Copy each line below as it stands, but skip any picture it contains.

> _DATA FOR PROCESSING_
- Opening Delimiter -

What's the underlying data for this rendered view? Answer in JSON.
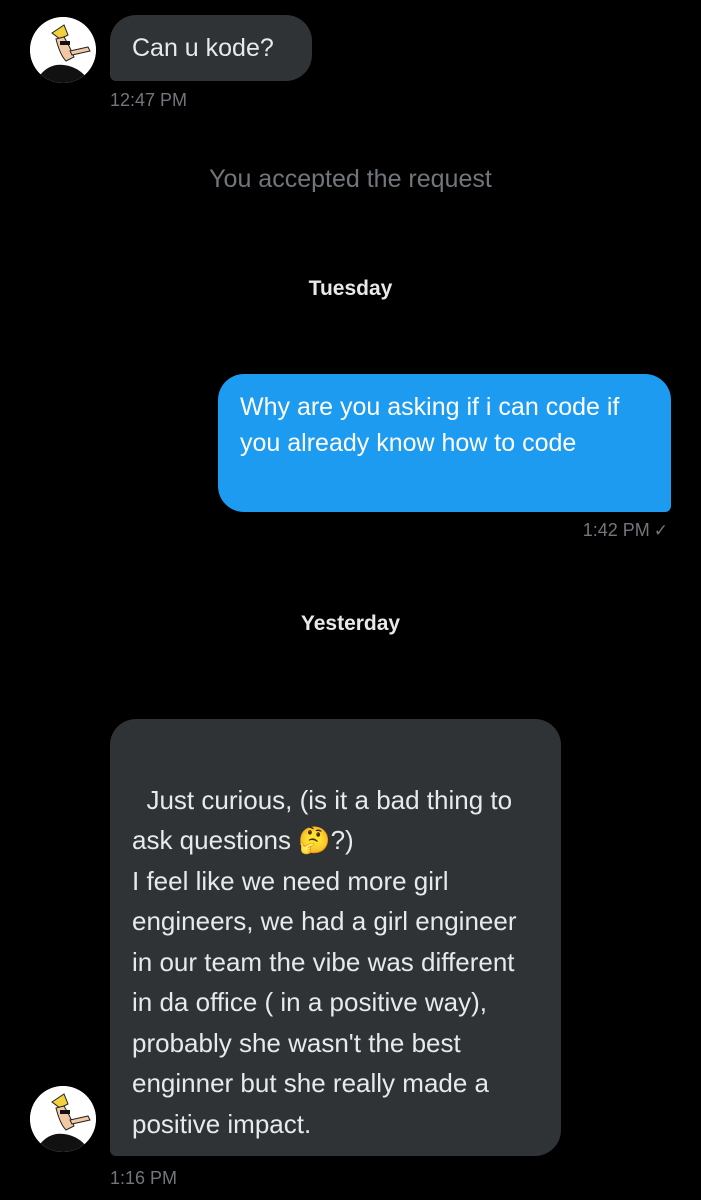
{
  "conversation": {
    "msg1": {
      "text": "Can u kode?",
      "time": "12:47 PM",
      "avatar_icon": "cartoon-avatar-icon"
    },
    "system_notice": "You accepted the request",
    "day1": "Tuesday",
    "msg2": {
      "text": "Why are you asking if i can code if you already know how to code",
      "time": "1:42 PM",
      "status_icon": "✓"
    },
    "day2": "Yesterday",
    "msg3": {
      "text": "Just curious, (is it a bad thing to ask questions 🤔?)\nI feel like we need more girl engineers, we had a girl engineer in our team the vibe was different in da office ( in a positive way), probably she wasn't the best enginner but she really made a positive impact.",
      "time": "1:16 PM",
      "avatar_icon": "cartoon-avatar-icon"
    }
  },
  "colors": {
    "background": "#000000",
    "incoming_bubble": "#2f3336",
    "outgoing_bubble": "#1d9bf0",
    "muted_text": "#71767b"
  }
}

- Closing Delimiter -

> _REPLY TO THE TASK_
What's the underlying data for this rendered view? Answer in JSON.
{
  "conversation": {
    "msg1": {
      "text": "Can u kode?",
      "time": "12:47 PM",
      "avatar_icon": "cartoon-avatar-icon"
    },
    "system_notice": "You accepted the request",
    "day1": "Tuesday",
    "msg2": {
      "text": "Why are you asking if i can code if you already know how to code",
      "time": "1:42 PM",
      "status_icon": "✓"
    },
    "day2": "Yesterday",
    "msg3": {
      "text": "Just curious, (is it a bad thing to ask questions 🤔?)\nI feel like we need more girl engineers, we had a girl engineer in our team the vibe was different in da office ( in a positive way), probably she wasn't the best enginner but she really made a positive impact.",
      "time": "1:16 PM",
      "avatar_icon": "cartoon-avatar-icon"
    }
  },
  "colors": {
    "background": "#000000",
    "incoming_bubble": "#2f3336",
    "outgoing_bubble": "#1d9bf0",
    "muted_text": "#71767b"
  }
}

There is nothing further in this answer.